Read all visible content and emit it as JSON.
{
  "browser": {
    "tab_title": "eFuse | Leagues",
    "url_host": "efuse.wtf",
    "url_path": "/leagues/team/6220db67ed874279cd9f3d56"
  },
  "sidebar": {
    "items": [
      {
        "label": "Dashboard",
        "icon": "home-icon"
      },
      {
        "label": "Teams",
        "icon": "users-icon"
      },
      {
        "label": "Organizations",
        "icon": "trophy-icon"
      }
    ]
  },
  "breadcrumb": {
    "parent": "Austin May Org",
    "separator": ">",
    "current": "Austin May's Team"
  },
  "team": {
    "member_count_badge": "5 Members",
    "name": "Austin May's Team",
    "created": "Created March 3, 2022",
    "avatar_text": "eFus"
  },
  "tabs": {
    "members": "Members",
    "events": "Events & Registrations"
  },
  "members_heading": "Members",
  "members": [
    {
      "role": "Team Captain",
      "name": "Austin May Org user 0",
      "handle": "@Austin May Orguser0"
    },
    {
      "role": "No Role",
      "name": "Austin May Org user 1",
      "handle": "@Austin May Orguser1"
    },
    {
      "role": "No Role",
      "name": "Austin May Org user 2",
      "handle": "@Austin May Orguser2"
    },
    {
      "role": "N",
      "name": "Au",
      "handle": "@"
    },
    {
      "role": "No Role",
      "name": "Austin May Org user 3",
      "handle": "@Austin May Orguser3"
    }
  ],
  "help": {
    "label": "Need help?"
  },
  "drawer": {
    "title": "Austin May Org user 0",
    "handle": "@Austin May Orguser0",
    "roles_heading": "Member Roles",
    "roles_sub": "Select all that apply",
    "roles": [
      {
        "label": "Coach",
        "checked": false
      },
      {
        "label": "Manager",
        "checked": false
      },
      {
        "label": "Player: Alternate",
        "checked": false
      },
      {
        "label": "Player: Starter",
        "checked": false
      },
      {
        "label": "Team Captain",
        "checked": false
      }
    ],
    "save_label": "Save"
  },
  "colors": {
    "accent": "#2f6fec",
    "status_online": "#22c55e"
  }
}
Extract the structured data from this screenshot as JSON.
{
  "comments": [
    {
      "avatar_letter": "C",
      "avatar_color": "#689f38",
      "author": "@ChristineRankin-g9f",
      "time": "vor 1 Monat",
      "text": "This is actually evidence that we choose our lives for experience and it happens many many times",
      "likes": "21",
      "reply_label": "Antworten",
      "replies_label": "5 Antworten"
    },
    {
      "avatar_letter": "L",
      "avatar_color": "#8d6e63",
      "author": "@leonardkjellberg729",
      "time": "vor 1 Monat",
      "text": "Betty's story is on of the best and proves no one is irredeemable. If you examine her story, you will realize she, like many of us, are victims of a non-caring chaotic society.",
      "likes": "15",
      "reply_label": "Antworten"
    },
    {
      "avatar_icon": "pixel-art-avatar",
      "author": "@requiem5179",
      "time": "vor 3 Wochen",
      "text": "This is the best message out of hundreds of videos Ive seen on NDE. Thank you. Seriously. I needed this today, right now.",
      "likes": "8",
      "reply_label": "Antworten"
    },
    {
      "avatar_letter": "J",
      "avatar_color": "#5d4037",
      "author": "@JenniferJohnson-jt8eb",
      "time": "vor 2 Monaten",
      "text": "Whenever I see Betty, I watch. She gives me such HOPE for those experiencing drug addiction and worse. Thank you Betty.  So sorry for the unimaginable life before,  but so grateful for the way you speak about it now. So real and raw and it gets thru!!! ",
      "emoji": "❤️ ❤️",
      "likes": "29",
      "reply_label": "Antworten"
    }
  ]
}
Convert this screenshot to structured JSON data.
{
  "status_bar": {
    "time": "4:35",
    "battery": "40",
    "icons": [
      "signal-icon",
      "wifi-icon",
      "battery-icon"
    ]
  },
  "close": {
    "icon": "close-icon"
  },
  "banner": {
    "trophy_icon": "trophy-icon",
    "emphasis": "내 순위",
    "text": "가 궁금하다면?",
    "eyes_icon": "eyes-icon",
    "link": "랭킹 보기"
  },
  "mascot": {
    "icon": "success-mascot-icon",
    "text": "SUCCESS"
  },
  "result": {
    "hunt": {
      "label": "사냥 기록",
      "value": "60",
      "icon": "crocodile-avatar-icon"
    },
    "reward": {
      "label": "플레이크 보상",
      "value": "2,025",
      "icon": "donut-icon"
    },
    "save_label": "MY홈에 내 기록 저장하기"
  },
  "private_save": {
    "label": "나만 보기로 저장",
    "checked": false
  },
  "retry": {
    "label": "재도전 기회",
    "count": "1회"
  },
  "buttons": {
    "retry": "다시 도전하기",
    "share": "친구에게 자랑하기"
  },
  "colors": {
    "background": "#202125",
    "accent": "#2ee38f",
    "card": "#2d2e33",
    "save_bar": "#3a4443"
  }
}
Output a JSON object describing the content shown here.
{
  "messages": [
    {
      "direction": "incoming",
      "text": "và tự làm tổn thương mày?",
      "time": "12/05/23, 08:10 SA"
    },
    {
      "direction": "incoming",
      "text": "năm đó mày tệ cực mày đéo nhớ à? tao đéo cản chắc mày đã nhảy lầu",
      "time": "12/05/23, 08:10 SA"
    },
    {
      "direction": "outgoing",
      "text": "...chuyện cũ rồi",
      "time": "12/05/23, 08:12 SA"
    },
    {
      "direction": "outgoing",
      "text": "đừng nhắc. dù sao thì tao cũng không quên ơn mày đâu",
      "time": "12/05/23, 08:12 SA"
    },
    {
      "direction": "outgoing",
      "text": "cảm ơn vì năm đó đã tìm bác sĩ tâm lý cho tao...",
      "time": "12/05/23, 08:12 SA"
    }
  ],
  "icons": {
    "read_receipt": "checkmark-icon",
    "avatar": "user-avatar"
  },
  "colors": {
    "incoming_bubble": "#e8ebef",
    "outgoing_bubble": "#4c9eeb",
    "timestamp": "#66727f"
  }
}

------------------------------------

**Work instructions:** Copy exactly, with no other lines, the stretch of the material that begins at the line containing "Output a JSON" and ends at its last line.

**Solution for this problem:**
Output a JSON object describing the content shown here.
{
  "messages": [
    {
      "direction": "incoming",
      "text": "và tự làm tổn thương mày?",
      "time": "12/05/23, 08:10 SA"
    },
    {
      "direction": "incoming",
      "text": "năm đó mày tệ cực mày đéo nhớ à? tao đéo cản chắc mày đã nhảy lầu",
      "time": "12/05/23, 08:10 SA"
    },
    {
      "direction": "outgoing",
      "text": "...chuyện cũ rồi",
      "time": "12/05/23, 08:12 SA"
    },
    {
      "direction": "outgoing",
      "text": "đừng nhắc. dù sao thì tao cũng không quên ơn mày đâu",
      "time": "12/05/23, 08:12 SA"
    },
    {
      "direction": "outgoing",
      "text": "cảm ơn vì năm đó đã tìm bác sĩ tâm lý cho tao...",
      "time": "12/05/23, 08:12 SA"
    }
  ],
  "icons": {
    "read_receipt": "checkmark-icon",
    "avatar": "user-avatar"
  },
  "colors": {
    "incoming_bubble": "#e8ebef",
    "outgoing_bubble": "#4c9eeb",
    "timestamp": "#66727f"
  }
}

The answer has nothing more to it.